World Health Organization (WHO) officials are issuing updated treatment guidelines for hepatitis C, which promote the transition to newer medicines that have recently come to the market.
WHO issued its first-ever recommendations on the treatment of hepatitis C virus (HCV) two years ago, but since then, several new medicines, specifically direct-acting antivirals (DAAs), have been approved. WHO officials also added these medications to their Model List of Essential Medicines.
In a prepared statement on the guidelines, WHO officials note that treatment with DAAs are generally short in duration (8–12 weeks), easy to take (as few as 1 pill per day), and have fewer adverse events than other hepatitis medications.
The new guidelines also provide guidance on which specific regimens should be used (called “preferred regimens”) based on a patient’s clinical history as well as the genotype of HCV (there are 6 genotypes). These preferred regimens simplify treatment decisions by recommending only 3 treatment regimens for patients without cirrhosis and an additional 2 for patients with cirrhosis.
The updated guidelines are intended to promote the scale-up of HCV treatment, particularly in low- and middle-income countries where few people currently have access to hepatitis treatment, despite also being where most people with HCV live. WHO recognizes that implementation of the recommendations may not be immediate, because the treatments can be expensive and the medicines are not yet approved in many countries.
The price of DAAs varies dramatically.
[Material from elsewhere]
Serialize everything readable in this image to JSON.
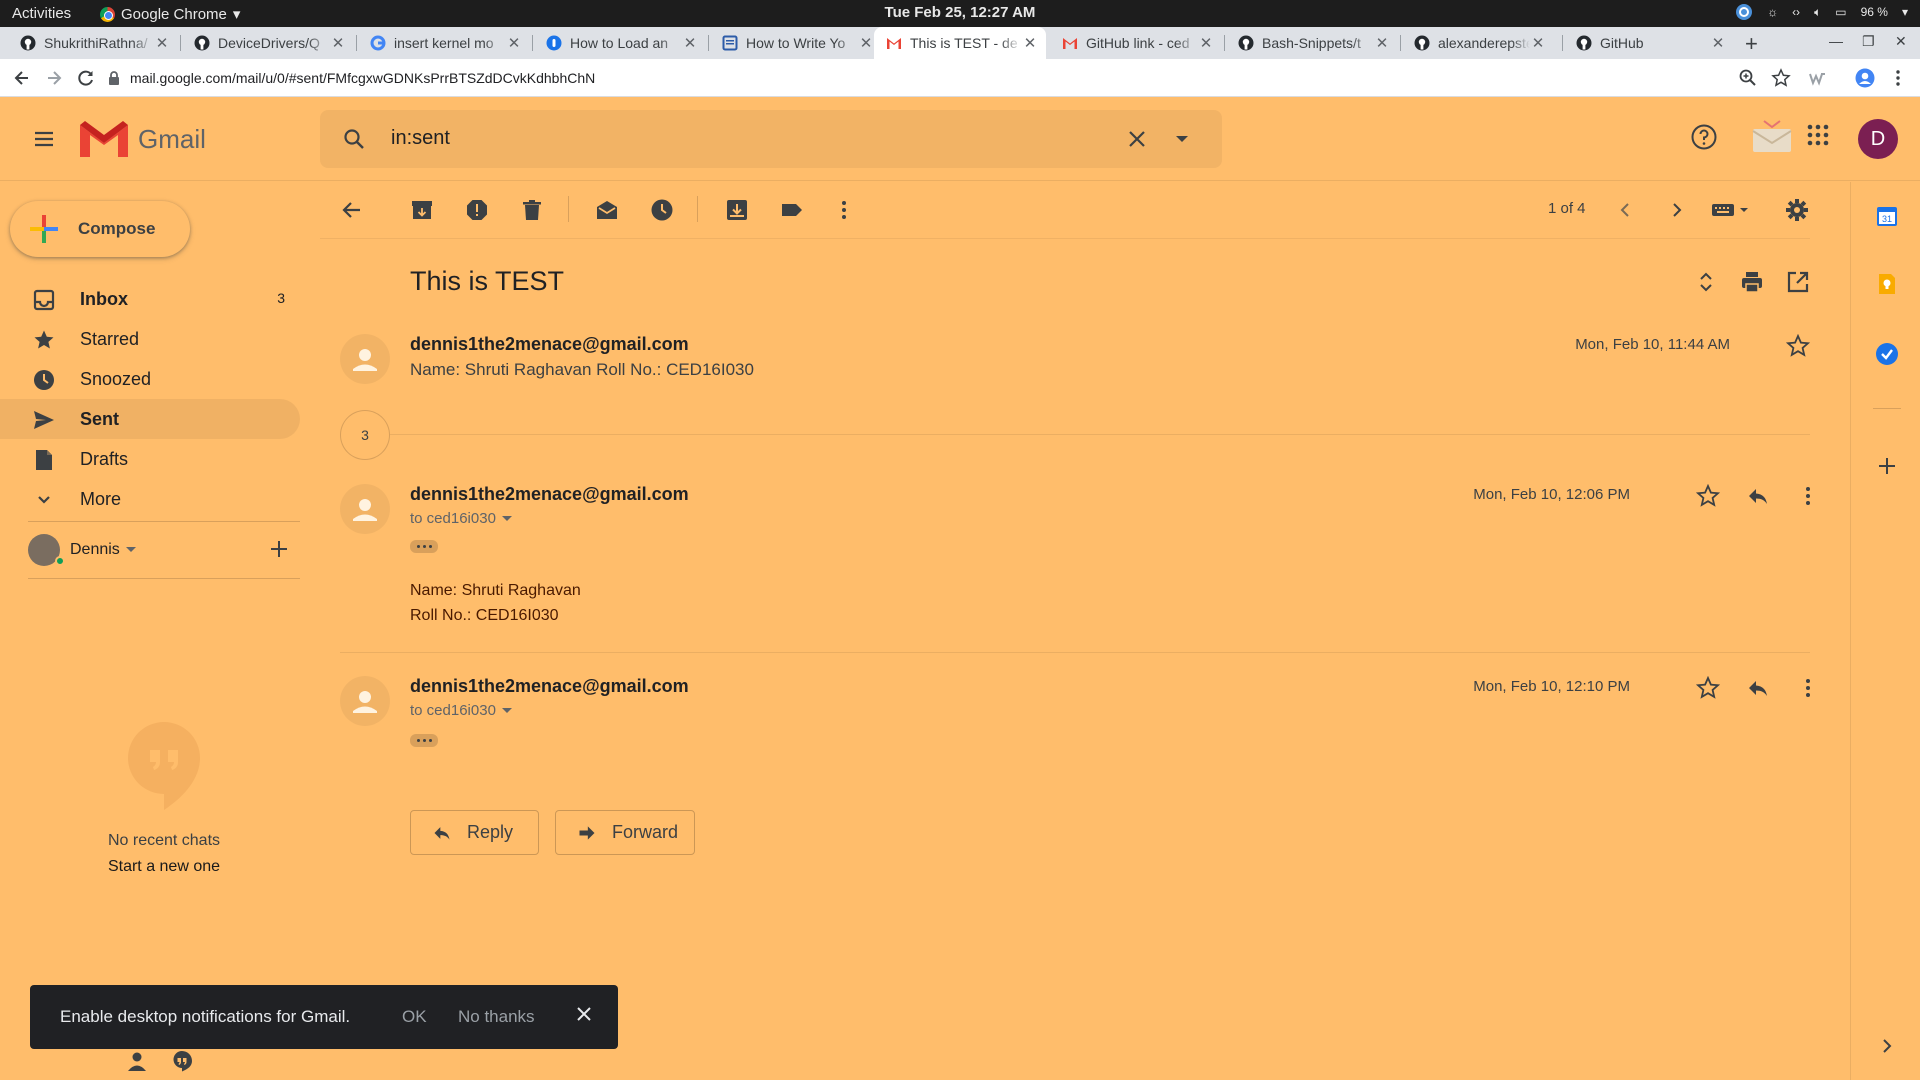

The cost to treat a single patient in some high-income countries can exceed $100 000. However, following the introduction of generic versions of DAAs, the price in other countries, such as India, is less than $500 to treat a single patient.